TASK: Provide only the number of lines in the data below that contain the word "title".

Excerpts from an interface dataset:

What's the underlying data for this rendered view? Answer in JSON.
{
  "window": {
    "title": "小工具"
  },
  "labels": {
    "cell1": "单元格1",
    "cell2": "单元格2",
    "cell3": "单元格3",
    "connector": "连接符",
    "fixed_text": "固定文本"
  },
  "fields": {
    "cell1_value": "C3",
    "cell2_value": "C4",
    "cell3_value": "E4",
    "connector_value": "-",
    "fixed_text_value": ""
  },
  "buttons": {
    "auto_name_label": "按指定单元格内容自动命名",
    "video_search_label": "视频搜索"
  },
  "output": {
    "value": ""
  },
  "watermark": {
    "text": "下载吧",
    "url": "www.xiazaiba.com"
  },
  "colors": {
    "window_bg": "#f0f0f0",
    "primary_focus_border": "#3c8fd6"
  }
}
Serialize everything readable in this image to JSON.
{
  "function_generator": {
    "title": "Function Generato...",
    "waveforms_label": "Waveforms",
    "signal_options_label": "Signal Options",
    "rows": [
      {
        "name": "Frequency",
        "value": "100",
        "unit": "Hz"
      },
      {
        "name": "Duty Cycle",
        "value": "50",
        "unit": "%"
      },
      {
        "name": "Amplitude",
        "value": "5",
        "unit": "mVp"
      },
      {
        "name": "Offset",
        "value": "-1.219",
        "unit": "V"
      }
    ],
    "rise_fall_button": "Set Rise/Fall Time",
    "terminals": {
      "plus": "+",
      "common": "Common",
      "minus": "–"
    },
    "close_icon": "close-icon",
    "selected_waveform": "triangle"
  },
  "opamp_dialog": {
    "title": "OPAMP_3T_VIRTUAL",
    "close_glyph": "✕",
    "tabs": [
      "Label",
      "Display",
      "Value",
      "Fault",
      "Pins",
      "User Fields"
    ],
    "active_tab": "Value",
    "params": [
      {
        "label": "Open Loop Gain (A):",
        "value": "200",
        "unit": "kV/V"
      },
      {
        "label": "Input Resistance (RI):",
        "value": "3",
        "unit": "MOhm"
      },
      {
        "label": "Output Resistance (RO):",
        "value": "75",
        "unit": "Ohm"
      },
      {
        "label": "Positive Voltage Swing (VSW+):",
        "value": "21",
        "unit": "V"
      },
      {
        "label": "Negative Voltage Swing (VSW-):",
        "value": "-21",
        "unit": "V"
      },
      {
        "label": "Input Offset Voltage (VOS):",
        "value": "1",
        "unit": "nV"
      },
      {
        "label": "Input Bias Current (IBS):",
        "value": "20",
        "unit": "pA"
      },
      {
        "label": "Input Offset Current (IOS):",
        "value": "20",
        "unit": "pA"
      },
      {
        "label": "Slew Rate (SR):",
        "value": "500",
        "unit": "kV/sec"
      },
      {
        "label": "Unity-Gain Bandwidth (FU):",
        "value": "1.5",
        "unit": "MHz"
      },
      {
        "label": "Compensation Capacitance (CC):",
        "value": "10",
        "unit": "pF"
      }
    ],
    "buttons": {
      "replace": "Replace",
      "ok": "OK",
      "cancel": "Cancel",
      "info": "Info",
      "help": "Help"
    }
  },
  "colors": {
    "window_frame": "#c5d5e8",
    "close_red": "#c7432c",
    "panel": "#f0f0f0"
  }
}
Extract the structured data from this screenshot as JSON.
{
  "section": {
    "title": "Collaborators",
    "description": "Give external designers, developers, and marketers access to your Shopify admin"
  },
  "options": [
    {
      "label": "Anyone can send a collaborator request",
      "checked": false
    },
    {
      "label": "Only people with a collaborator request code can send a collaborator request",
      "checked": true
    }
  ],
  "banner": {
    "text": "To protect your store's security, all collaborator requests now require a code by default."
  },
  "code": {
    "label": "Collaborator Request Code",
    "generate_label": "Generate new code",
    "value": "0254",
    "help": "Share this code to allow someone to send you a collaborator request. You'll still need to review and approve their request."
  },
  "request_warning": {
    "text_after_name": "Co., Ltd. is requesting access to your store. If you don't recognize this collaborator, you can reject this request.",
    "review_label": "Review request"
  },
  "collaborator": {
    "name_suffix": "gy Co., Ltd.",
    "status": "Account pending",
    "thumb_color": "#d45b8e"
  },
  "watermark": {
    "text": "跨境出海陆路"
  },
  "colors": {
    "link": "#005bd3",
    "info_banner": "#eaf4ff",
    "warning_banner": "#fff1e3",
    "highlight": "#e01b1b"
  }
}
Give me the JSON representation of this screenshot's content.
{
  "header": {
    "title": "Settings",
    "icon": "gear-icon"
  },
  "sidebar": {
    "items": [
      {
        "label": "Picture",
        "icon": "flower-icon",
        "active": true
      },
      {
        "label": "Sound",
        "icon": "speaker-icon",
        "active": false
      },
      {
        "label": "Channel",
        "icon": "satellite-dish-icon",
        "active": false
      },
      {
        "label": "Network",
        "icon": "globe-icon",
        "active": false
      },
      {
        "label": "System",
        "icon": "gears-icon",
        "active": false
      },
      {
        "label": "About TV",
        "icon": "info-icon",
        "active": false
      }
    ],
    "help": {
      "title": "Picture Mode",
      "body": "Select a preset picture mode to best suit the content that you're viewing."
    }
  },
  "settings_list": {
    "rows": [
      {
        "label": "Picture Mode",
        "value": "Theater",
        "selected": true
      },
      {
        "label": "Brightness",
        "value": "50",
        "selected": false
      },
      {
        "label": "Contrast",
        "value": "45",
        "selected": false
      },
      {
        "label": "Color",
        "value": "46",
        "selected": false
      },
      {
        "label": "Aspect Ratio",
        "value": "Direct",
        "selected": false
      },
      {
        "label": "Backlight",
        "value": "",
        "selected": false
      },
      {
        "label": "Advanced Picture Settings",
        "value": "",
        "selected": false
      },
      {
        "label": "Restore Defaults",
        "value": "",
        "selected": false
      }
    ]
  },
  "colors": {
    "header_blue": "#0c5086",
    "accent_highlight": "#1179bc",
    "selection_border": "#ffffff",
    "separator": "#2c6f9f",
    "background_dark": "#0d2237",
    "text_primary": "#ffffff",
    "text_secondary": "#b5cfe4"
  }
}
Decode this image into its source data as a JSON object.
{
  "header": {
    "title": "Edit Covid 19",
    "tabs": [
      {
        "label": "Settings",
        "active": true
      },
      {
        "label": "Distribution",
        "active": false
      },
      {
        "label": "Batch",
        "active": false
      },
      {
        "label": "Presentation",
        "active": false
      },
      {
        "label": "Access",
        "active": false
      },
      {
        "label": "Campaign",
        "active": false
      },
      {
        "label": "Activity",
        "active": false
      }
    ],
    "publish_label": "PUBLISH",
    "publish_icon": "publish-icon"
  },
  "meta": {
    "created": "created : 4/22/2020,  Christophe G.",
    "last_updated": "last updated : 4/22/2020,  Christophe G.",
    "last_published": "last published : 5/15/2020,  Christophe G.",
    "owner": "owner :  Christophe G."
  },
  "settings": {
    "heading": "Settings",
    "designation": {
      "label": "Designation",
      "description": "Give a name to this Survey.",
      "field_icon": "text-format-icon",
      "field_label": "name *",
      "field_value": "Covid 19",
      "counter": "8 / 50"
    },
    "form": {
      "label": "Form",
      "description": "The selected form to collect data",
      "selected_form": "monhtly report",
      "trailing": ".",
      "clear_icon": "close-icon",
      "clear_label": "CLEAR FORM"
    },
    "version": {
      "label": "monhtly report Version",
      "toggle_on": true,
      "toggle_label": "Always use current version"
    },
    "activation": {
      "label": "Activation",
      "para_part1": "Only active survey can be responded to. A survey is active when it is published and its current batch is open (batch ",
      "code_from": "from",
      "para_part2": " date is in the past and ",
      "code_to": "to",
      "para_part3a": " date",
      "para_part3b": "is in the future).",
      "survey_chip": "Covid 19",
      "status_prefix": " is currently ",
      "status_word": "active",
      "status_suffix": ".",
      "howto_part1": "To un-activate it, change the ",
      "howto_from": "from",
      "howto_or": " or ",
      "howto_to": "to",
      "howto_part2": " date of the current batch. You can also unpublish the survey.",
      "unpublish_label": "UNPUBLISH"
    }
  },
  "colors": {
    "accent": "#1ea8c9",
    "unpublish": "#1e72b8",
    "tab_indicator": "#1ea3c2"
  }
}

ANSWER SPACE: 7